With little money and plenty of time, reading and writing became a passion that allowed me to discover and dream about worlds far beyond my humble existence. I grew quite fond of time spent this way. So much so that my mother in later years would reflect that it was difficult to discipline her daughters by sending them to their rooms as it simply wasn’t a punishment. In our eyes to send us to our room to do what we loved was a gift.
Storytelling was a pastime that unfolded like everyday conversation for the adults in my world. I quickly learned to listen to these stories for the wonder they promised and the honesty they foretold. My love of words is rooted in this upbringing.
Journaling remains a key component to my understanding of the world around me and in my personal growth. My constant companion is a small leather bound journal…tucked into my purse, placed strategically on my night stand or in the glove box of my automobile.

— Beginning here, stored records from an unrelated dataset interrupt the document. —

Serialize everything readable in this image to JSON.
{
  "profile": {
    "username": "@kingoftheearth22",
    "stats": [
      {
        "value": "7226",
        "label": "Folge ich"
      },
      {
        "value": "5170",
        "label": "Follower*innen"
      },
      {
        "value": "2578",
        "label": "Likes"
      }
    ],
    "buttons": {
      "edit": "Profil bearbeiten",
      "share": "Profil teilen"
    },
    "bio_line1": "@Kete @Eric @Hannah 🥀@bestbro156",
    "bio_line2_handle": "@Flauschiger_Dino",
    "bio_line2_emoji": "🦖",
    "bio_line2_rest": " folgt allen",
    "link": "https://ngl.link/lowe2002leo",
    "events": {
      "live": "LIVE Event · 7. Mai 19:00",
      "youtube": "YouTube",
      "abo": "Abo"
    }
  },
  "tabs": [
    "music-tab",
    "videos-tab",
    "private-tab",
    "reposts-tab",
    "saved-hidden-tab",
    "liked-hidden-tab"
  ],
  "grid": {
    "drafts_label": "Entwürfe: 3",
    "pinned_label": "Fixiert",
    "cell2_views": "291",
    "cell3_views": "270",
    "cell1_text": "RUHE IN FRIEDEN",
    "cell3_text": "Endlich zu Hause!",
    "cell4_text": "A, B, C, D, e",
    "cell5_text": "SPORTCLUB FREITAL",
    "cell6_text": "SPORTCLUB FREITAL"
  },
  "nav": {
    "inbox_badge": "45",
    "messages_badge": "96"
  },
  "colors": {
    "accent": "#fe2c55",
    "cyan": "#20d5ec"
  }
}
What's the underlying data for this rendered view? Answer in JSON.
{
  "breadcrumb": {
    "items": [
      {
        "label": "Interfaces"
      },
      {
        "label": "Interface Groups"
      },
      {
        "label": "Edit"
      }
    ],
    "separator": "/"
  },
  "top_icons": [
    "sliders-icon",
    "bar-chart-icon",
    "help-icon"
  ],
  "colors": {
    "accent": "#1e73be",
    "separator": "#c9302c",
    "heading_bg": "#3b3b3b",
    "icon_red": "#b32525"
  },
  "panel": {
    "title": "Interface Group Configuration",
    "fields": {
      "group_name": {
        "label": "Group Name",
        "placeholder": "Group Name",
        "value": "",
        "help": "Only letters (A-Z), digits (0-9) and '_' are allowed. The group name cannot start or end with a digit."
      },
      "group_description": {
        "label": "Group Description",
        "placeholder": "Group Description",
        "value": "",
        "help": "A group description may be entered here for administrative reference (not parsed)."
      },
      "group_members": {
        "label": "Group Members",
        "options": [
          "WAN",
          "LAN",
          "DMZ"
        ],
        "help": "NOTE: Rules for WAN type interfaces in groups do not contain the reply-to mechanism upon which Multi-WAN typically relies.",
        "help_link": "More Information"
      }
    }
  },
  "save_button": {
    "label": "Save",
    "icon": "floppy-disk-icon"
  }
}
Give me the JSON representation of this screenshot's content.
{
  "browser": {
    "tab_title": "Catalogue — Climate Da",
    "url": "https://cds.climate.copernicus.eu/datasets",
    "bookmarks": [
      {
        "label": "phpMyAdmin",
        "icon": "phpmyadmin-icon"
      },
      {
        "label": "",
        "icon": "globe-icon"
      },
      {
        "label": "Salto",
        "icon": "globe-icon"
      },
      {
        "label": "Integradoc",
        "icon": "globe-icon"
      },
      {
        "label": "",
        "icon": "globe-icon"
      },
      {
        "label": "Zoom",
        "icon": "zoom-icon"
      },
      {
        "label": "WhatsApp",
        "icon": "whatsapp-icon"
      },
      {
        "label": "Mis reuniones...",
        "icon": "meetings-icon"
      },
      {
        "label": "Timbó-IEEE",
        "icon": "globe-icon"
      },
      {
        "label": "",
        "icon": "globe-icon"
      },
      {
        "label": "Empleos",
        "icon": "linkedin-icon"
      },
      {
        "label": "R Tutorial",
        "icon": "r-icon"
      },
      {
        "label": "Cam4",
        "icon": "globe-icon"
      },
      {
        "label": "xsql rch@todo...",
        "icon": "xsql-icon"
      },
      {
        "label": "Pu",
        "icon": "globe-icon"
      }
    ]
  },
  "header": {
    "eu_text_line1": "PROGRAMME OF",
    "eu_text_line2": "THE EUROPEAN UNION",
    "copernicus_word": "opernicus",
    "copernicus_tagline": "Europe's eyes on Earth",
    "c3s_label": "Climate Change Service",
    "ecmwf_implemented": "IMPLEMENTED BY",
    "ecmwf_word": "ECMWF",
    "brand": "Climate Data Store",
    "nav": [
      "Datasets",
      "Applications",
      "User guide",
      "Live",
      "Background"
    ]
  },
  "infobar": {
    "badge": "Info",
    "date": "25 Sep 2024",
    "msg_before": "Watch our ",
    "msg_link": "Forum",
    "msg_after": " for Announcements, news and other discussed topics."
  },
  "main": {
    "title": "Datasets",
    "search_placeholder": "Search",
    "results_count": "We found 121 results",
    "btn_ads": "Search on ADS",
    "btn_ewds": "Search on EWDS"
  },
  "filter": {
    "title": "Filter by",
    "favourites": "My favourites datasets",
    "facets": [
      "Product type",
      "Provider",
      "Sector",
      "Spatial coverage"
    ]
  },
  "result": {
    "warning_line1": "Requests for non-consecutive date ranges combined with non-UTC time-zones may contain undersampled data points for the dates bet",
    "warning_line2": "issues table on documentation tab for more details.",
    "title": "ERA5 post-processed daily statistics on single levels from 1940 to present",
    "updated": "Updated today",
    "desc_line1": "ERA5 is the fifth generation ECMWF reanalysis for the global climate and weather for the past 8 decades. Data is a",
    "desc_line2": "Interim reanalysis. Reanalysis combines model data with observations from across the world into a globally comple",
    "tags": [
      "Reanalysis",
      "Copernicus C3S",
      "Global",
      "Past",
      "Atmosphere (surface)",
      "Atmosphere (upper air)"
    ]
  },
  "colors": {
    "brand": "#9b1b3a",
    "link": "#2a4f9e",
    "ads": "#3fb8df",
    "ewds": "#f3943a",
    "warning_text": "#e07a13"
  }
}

Note taking, either in reflection or to document a thought or idea, is second nature to me. It is a habit that I have but only once put down and that was due to a broken index finger on what I call an ill-equipped attempt to play intramural softball during college. Since then, I approach all participation in sports with caution so as to not interrupt my ability to write.
I launched the Word Strings project as a personal challenge in a blog series to construct words into meaningful narrative phrases. I had committed to a food blog some years earlier with simple recipe sharing experiences in 250 words or less. I saw the endeavor to write prose in very much the same vein. Trust me when I tell you they are not the same, not even close. The task to create prose was very different and it took a great deal of effort on my part to feel confident to even make a post. This was supposed to be poetry, quotations and literary passages rolled into one nice, neat little package. And it wasn’t.
My solution to grasping more confidence in prose was to join a local Women Writers Group. This was a big leap for me. I was accustomed to creating privately. Now I was expected to bring and present recent work to each meeting of the group so that five or six writers, better writers, novel writers at that, would review and constructively critique my quibby little prose. The experience was far from ugly. In fact, the collective trust of these women made me approach writing in a wholly different way.
Where did this project land at its conclusion some 10 years later? The quotes, phrases and longer poetry of the series were published via Lulu, Inc. and are intended to provide a reference point for when it is difficult to place meaning around a situation in life or to express some emotion. Volume 1 which was released in September of this year wraps around the central themes of community, transition and discourse. This particular series purposely seeks out to recognize life’s imperfection.
“Life is not a perfect circle. It is as important to acknowledge and accept the jagged edges of living as it is the smooth, sleek lines of our everyday existence.”